Schaffer’s other duties include planning and implementing teen programs, placing book orders for the teen collection, and cataloging.

“I do all the cataloging for the library. That means that every book, DVD, or CD has to pass through my desk to be added to the catalog before it can go out to the public,” she said.

Schaffer is also in charge of the teen program. She spends a lot of time with teenagers from grades 6 to 12. Schaffer said she genuinely enjoys her work.

“Years later, when teens look back to their time at the library, I want to have made a difference in their lives,” Schaffer said.

Schaffer described the current group of teens at the library as “enthusiastic, and a little bit nerdy.”

Years later, when teens look back to their time at the library, I want to have made a difference in their lives.”

— Amy Shaffer

When prominent members of the group were asked to describe themselves, they responded with “chaotic.” Chaotic is a good description, as shown by Schaffer’s story of one of the strangest things that the teenagers have done.
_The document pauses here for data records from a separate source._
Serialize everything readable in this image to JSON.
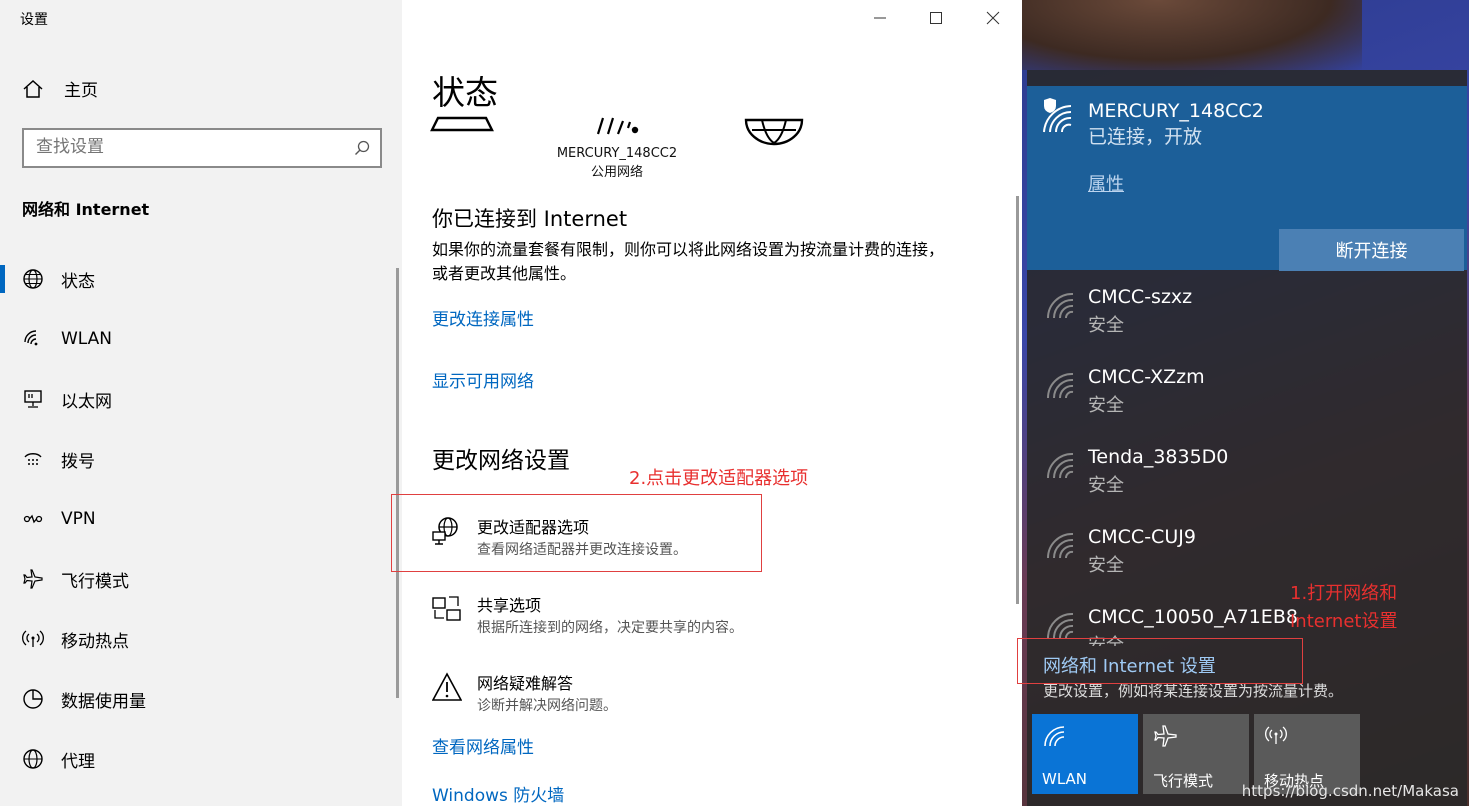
{
  "window": {
    "title": "设置"
  },
  "sidebar": {
    "home_label": "主页",
    "search_placeholder": "查找设置",
    "section_title": "网络和 Internet",
    "items": [
      {
        "label": "状态",
        "icon": "globe-icon"
      },
      {
        "label": "WLAN",
        "icon": "wifi-icon"
      },
      {
        "label": "以太网",
        "icon": "ethernet-icon"
      },
      {
        "label": "拨号",
        "icon": "dialup-icon"
      },
      {
        "label": "VPN",
        "icon": "vpn-icon"
      },
      {
        "label": "飞行模式",
        "icon": "airplane-icon"
      },
      {
        "label": "移动热点",
        "icon": "hotspot-icon"
      },
      {
        "label": "数据使用量",
        "icon": "data-usage-icon"
      },
      {
        "label": "代理",
        "icon": "proxy-globe-icon"
      }
    ]
  },
  "main": {
    "title": "状态",
    "network_name": "MERCURY_148CC2",
    "network_type": "公用网络",
    "connected_heading": "你已连接到 Internet",
    "connected_desc": "如果你的流量套餐有限制，则你可以将此网络设置为按流量计费的连接，或者更改其他属性。",
    "link_change_props": "更改连接属性",
    "link_show_networks": "显示可用网络",
    "change_heading": "更改网络设置",
    "options": [
      {
        "title": "更改适配器选项",
        "desc": "查看网络适配器并更改连接设置。"
      },
      {
        "title": "共享选项",
        "desc": "根据所连接到的网络，决定要共享的内容。"
      },
      {
        "title": "网络疑难解答",
        "desc": "诊断并解决网络问题。"
      }
    ],
    "link_view_props": "查看网络属性",
    "link_firewall": "Windows 防火墙"
  },
  "annotations": {
    "step2": "2.点击更改适配器选项",
    "step1_line1": "1.打开网络和",
    "step1_line2": "Internet设置"
  },
  "flyout": {
    "connected": {
      "name": "MERCURY_148CC2",
      "status": "已连接，开放",
      "properties": "属性",
      "disconnect": "断开连接"
    },
    "networks": [
      {
        "name": "CMCC-szxz",
        "status": "安全"
      },
      {
        "name": "CMCC-XZzm",
        "status": "安全"
      },
      {
        "name": "Tenda_3835D0",
        "status": "安全"
      },
      {
        "name": "CMCC-CUJ9",
        "status": "安全"
      },
      {
        "name": "CMCC_10050_A71EB8",
        "status": "安全"
      }
    ],
    "settings_link": "网络和 Internet 设置",
    "settings_desc": "更改设置，例如将某连接设置为按流量计费。",
    "quick_actions": [
      {
        "label": "WLAN",
        "color": "#0a74d6"
      },
      {
        "label": "飞行模式",
        "color": "#5a5a5a"
      },
      {
        "label": "移动热点",
        "color": "#5a5a5a"
      }
    ]
  },
  "watermark": "https://blog.csdn.net/Makasa",
  "colors": {
    "accent": "#0067c0",
    "annotation_red": "#e8302f",
    "flyout_card": "#1c5f99"
  }
}
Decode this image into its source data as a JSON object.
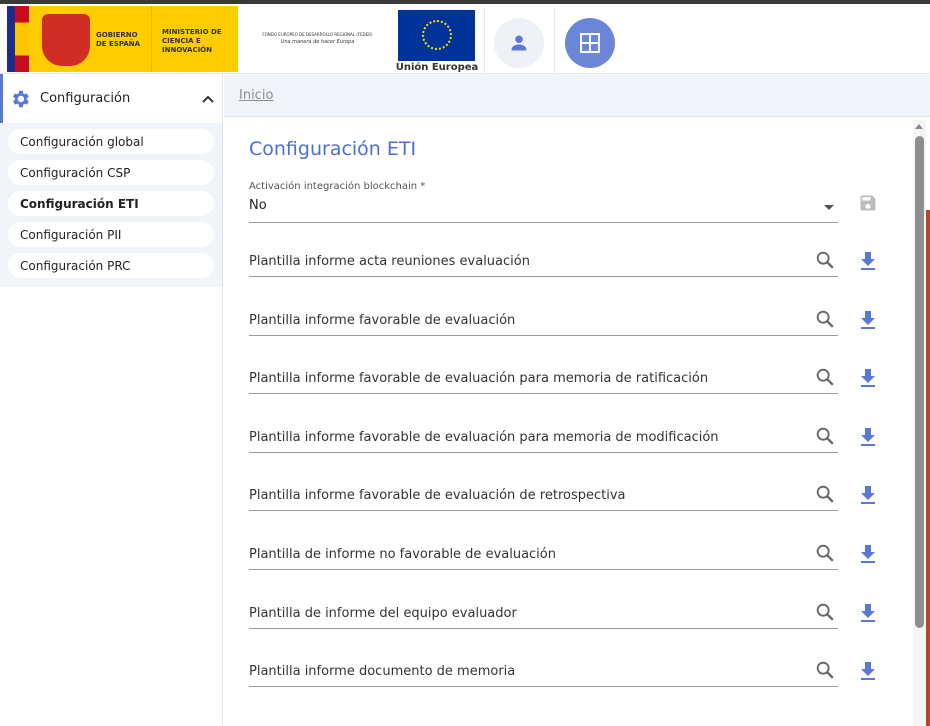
{
  "header": {
    "gobierno_text": "GOBIERNO DE ESPAÑA",
    "ministerio_text": "MINISTERIO DE CIENCIA E INNOVACIÓN",
    "feder_title": "FONDO EUROPEO DE DESARROLLO REGIONAL (FEDER)",
    "feder_motto": "Una manera de hacer Europa",
    "eu_label": "Unión Europea",
    "user_icon": "person-icon",
    "apps_icon": "grid-icon",
    "accent": "#6b86d6"
  },
  "sidebar": {
    "section": "Configuración",
    "items": [
      {
        "label": "Configuración global",
        "active": false
      },
      {
        "label": "Configuración CSP",
        "active": false
      },
      {
        "label": "Configuración ETI",
        "active": true
      },
      {
        "label": "Configuración PII",
        "active": false
      },
      {
        "label": "Configuración PRC",
        "active": false
      }
    ]
  },
  "breadcrumb": {
    "home": "Inicio"
  },
  "main": {
    "title": "Configuración ETI",
    "blockchain": {
      "label": "Activación integración blockchain *",
      "value": "No"
    },
    "fields": [
      "Plantilla informe acta reuniones evaluación",
      "Plantilla informe favorable de evaluación",
      "Plantilla informe favorable de evaluación para memoria de ratificación",
      "Plantilla informe favorable de evaluación para memoria de modificación",
      "Plantilla informe favorable de evaluación de retrospectiva",
      "Plantilla de informe no favorable de evaluación",
      "Plantilla de informe del equipo evaluador",
      "Plantilla informe documento de memoria"
    ]
  }
}
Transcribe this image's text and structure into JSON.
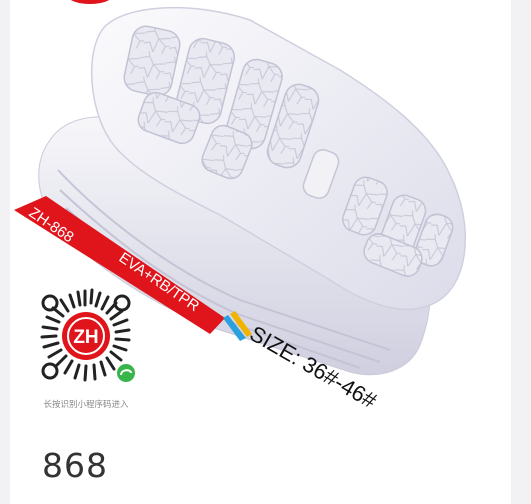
{
  "product": {
    "model_code": "ZH-868",
    "materials": "EVA+RB/TPR",
    "size_range": "SIZE: 36#-46#",
    "caption": "868"
  },
  "qr": {
    "hint": "长按识别小程序码进入",
    "logo_letters": "ZH"
  },
  "colors": {
    "banner_red": "#e0141b",
    "sole_white": "#f4f4f8",
    "sole_shadow": "#d9d9e6",
    "mini_program_green": "#38b54a"
  }
}
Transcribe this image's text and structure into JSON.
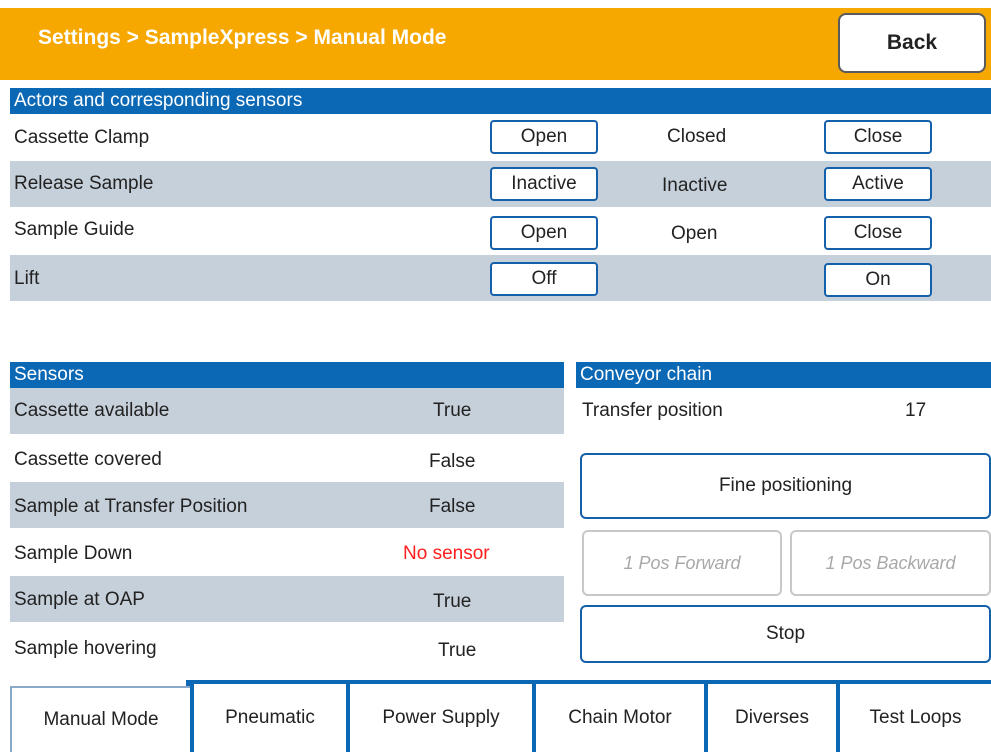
{
  "header": {
    "breadcrumb": "Settings > SampleXpress > Manual Mode",
    "back_label": "Back"
  },
  "actors": {
    "title": "Actors and corresponding sensors",
    "rows": [
      {
        "name": "Cassette Clamp",
        "btn1": "Open",
        "status": "Closed",
        "btn2": "Close"
      },
      {
        "name": "Release Sample",
        "btn1": "Inactive",
        "status": "Inactive",
        "btn2": "Active"
      },
      {
        "name": "Sample Guide",
        "btn1": "Open",
        "status": "Open",
        "btn2": "Close"
      },
      {
        "name": "Lift",
        "btn1": "Off",
        "status": "",
        "btn2": "On"
      }
    ]
  },
  "sensors": {
    "title": "Sensors",
    "rows": [
      {
        "name": "Cassette available",
        "value": "True"
      },
      {
        "name": "Cassette covered",
        "value": "False"
      },
      {
        "name": "Sample at Transfer Position",
        "value": "False"
      },
      {
        "name": "Sample Down",
        "value": "No sensor"
      },
      {
        "name": "Sample at OAP",
        "value": "True"
      },
      {
        "name": "Sample hovering",
        "value": "True"
      }
    ]
  },
  "conveyor": {
    "title": "Conveyor chain",
    "transfer_label": "Transfer position",
    "transfer_value": "17",
    "fine_label": "Fine positioning",
    "forward_label": "1 Pos Forward",
    "backward_label": "1 Pos Backward",
    "stop_label": "Stop"
  },
  "tabs": [
    "Manual Mode",
    "Pneumatic",
    "Power Supply",
    "Chain Motor",
    "Diverses",
    "Test Loops"
  ],
  "colors": {
    "header": "#f7a800",
    "section_header": "#0a68b5",
    "row_shade": "#c6d0da",
    "warning_text": "#ff1e1e"
  }
}
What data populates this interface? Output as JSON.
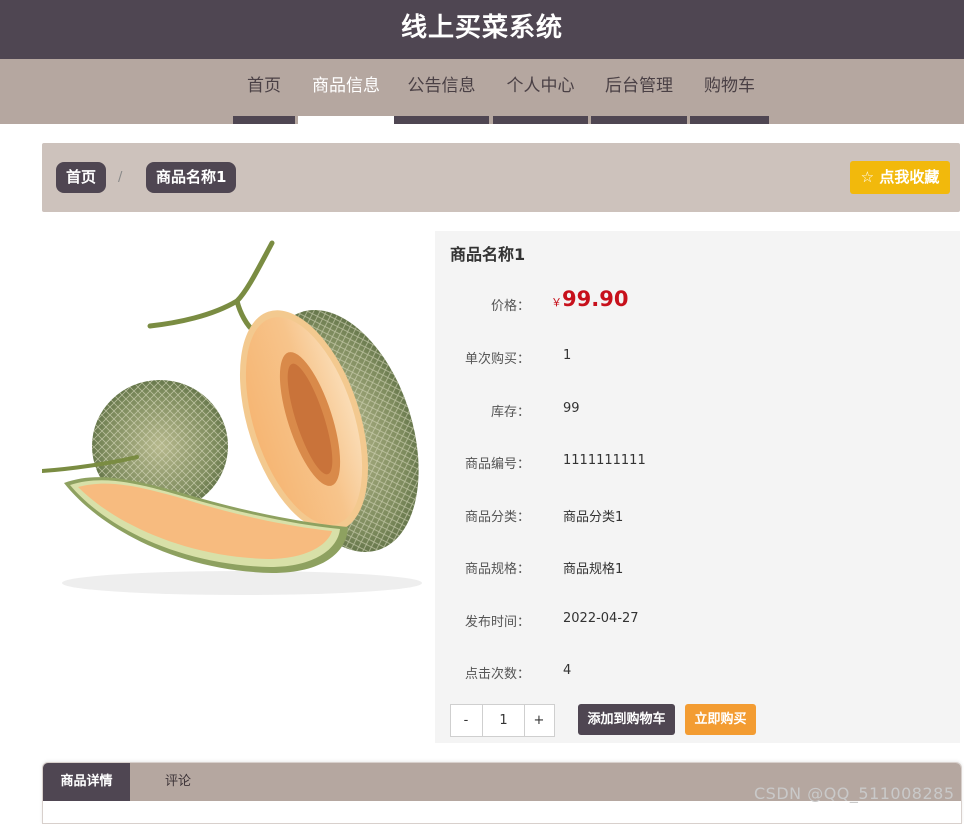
{
  "header": {
    "title": "线上买菜系统"
  },
  "nav": {
    "items": [
      {
        "label": "首页"
      },
      {
        "label": "商品信息"
      },
      {
        "label": "公告信息"
      },
      {
        "label": "个人中心"
      },
      {
        "label": "后台管理"
      },
      {
        "label": "购物车"
      }
    ],
    "active_index": 1
  },
  "breadcrumb": {
    "home": "首页",
    "separator": "/",
    "current": "商品名称1"
  },
  "favorite": {
    "icon": "star-outline-icon",
    "label": "点我收藏"
  },
  "product": {
    "name": "商品名称1",
    "image": "cantaloupe-melon-photo",
    "currency": "￥",
    "price": "99.90",
    "rows": [
      {
        "label": "单次购买：",
        "value": "1"
      },
      {
        "label": "库存：",
        "value": "99"
      },
      {
        "label": "商品编号：",
        "value": "1111111111"
      },
      {
        "label": "商品分类：",
        "value": "商品分类1"
      },
      {
        "label": "商品规格：",
        "value": "商品规格1"
      },
      {
        "label": "发布时间：",
        "value": "2022-04-27"
      },
      {
        "label": "点击次数：",
        "value": "4"
      }
    ],
    "price_label": "价格："
  },
  "quantity": {
    "minus": "-",
    "value": "1",
    "plus": "+"
  },
  "actions": {
    "add_to_cart": "添加到购物车",
    "buy_now": "立即购买"
  },
  "tabs": {
    "items": [
      {
        "label": "商品详情"
      },
      {
        "label": "评论"
      }
    ],
    "active_index": 0
  },
  "watermark": "CSDN @QQ_511008285",
  "colors": {
    "header": "#4f4652",
    "nav": "#b5a7a0",
    "price": "#c7101b",
    "favorite": "#f2b90c",
    "buy": "#f39c32"
  }
}
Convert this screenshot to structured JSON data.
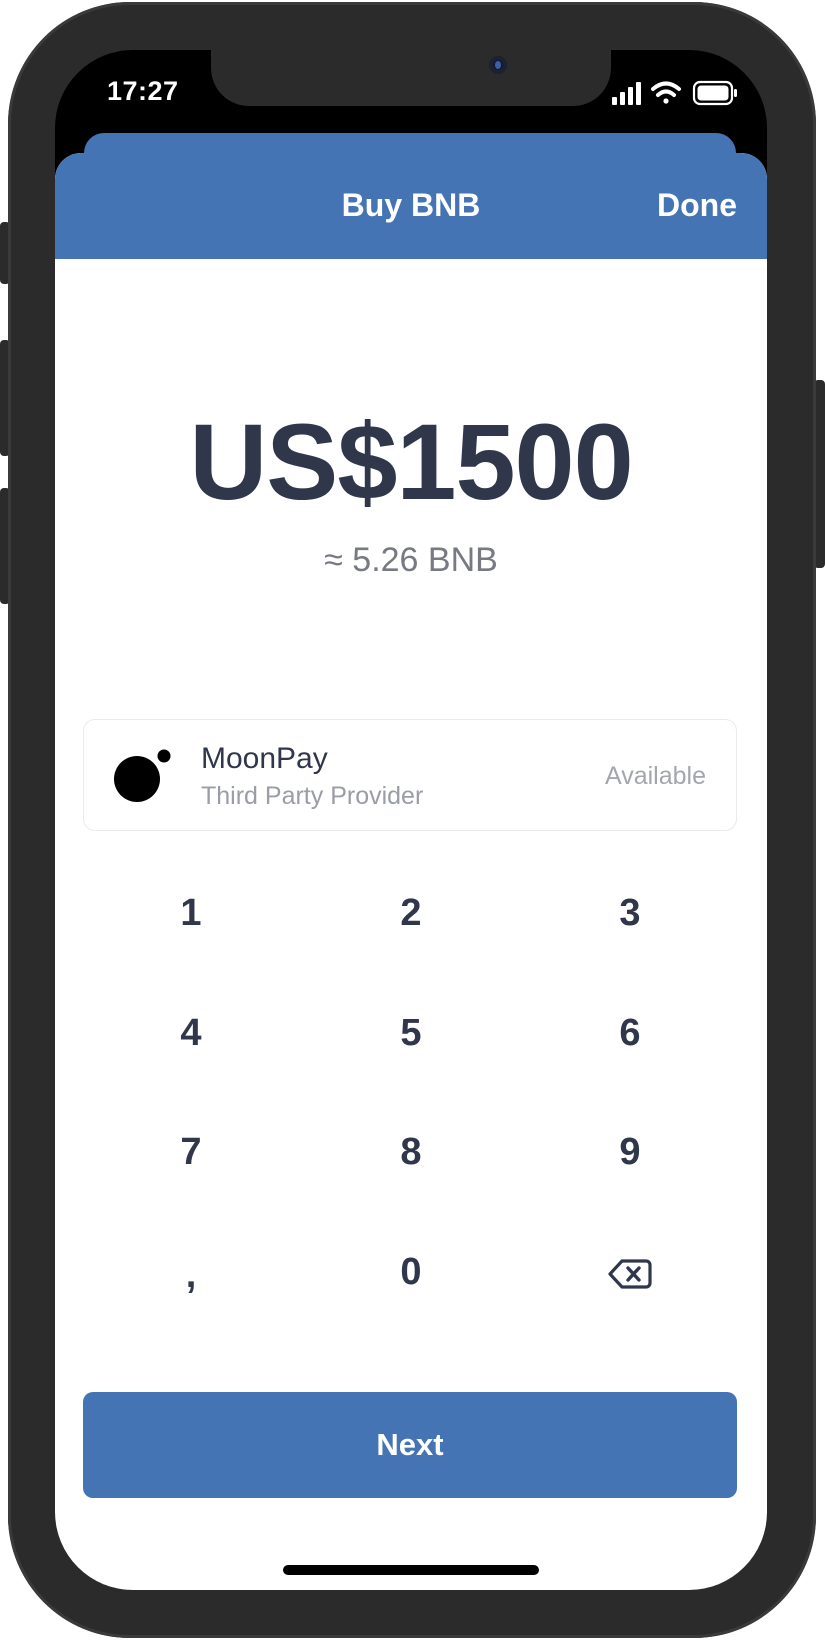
{
  "status_bar": {
    "time": "17:27",
    "icons": [
      "signal-icon",
      "wifi-icon",
      "battery-icon"
    ]
  },
  "sheet": {
    "title": "Buy BNB",
    "done_label": "Done",
    "header_color": "#4574b5"
  },
  "amount": {
    "fiat": "US$1500",
    "crypto_estimate": "≈ 5.26 BNB"
  },
  "provider": {
    "name": "MoonPay",
    "subtitle": "Third Party Provider",
    "status": "Available",
    "logo_icon": "moonpay-logo-icon"
  },
  "keypad": {
    "keys": [
      "1",
      "2",
      "3",
      "4",
      "5",
      "6",
      "7",
      "8",
      "9",
      ",",
      "0"
    ],
    "backspace_icon": "backspace-icon"
  },
  "next_button": {
    "label": "Next",
    "color": "#4574b5"
  }
}
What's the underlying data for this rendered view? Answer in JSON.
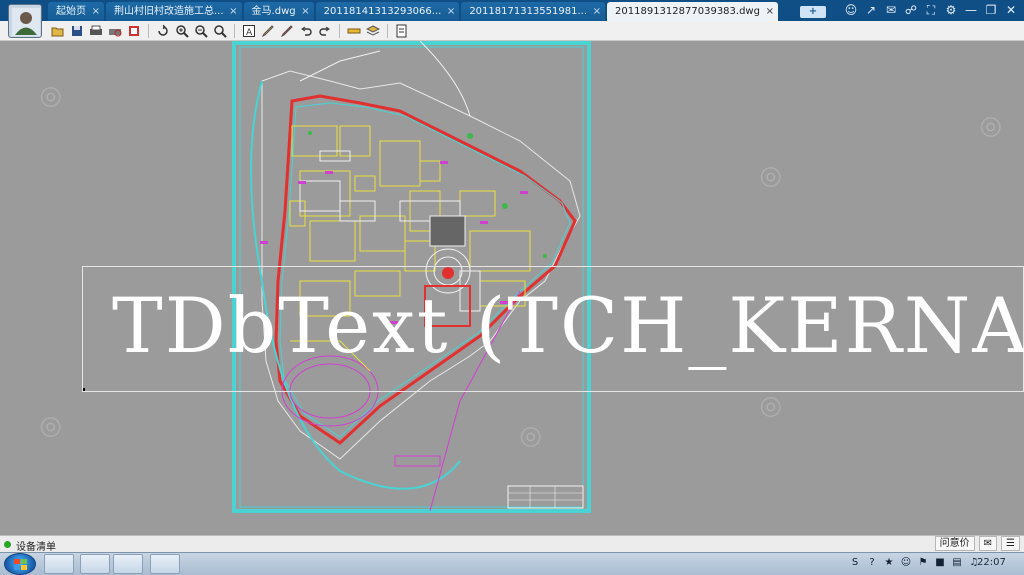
{
  "tabs": [
    {
      "label": "起始页",
      "active": false
    },
    {
      "label": "荆山村旧村改造施工总...",
      "active": false
    },
    {
      "label": "金马.dwg",
      "active": false
    },
    {
      "label": "20118141313293066...",
      "active": false
    },
    {
      "label": "20118171313551981...",
      "active": false
    },
    {
      "label": "2011891312877039383.dwg",
      "active": true
    }
  ],
  "tab_add_label": "+",
  "tab_close_glyph": "×",
  "title_icons": [
    "users-icon",
    "share-icon",
    "chat-icon",
    "link-icon",
    "fullscreen-icon",
    "settings-icon",
    "minimize-icon",
    "restore-icon",
    "close-icon"
  ],
  "toolbar_icons": [
    "open-icon",
    "save-icon",
    "print-icon",
    "print-preview-icon",
    "export-icon",
    "rotate-icon",
    "zoom-in-icon",
    "zoom-out-icon",
    "zoom-window-icon",
    "text-icon",
    "pencil-icon",
    "highlight-icon",
    "undo-icon",
    "redo-icon",
    "measure-icon",
    "layers-icon",
    "properties-icon"
  ],
  "overlay_text": "TDbText (TCH_KERNAL)",
  "status": {
    "text": "设备清单",
    "feedback_label": "问意价",
    "chat_label": "",
    "expand_label": ""
  },
  "taskbar": {
    "clock": "22:07"
  },
  "colors": {
    "titlebar": "#0f4f86",
    "canvas": "#9b9b9b",
    "cad_border": "#49d3d3",
    "cad_red": "#e03030",
    "cad_magenta": "#d040d0",
    "cad_yellow": "#e8e040",
    "cad_white": "#f0f0f0"
  }
}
“Over the summer we played life-sized checkers on the front lawn of the library. The teens were the checker pieces. The absolute strangest thing was that every time a teen was jumped and taken out of play, all the other teens began chanting ‘SAC-RI-FICE…SAC-RI-FICE…..SAC-RI-FICE.’ That chant has now become the rallying cry of the teens.”

However, teenagers are still teenagers, and most have short attention spans. “Sometimes they can become a little… distracted, and lose track of what they were supposed to be doing,” Schaffer said about her group. Despite this, Schaffer still has a good relationship with her teenagers.

The real world is full of foul language and negativity, but Schaffer has created a safe haven from all of it.”

— BLHS Senior Alex Teeters

Most of the teenagers who attend the programs are regulars. Schaffer always counts it as an accomplishment when one of the programs brings in a teen that isn’t a regular. “I really want to be able to provide opportunities for teens to get out of the house,” she said.

Schaffer is a great storyteller. It comes as no surprise, then, that dozens of people enjoy listening to her stories. Schaffer said her favorite memory is when a girl and her friend came to the library to listen to her talk about books.

“The two teens then sat down on the ground like they were in story time. But, as I continued to read, more teens walked in the front door and joined the others on the ground. By the time I was done a small crowd of teens had gathered on the floor to listen.”

A lot of people don’t realize how their actions influence the people around them. Schaffer’s nerdiness and ability to flaunt it without being embarrassed has really rubbed off on Mack Grimes, a junior at BLHS.

“I think she taught me not to hide my nerdiness, and that a little narcissism can go a long way,” Grimes said.

“She has influenced me to keep ahold of my childhood innocence. The real world is full of foul language and negativity, but Schaffer has created a safe haven from all of it,” said Alex Teeters, another junior from BLHS. It’s clear that Schaffer has a bigger impact on the kids than was thought.

In a small town with next to nothing to do, Amy Schaffer has provided a safe environment where kids can have fun with people who share common interests. She’s given dozens of kids an escape from the stress of school, work, and their home lives. It’s no wonder why all the teens continue coming back to the library every week.

Print Friendly, PDF & Email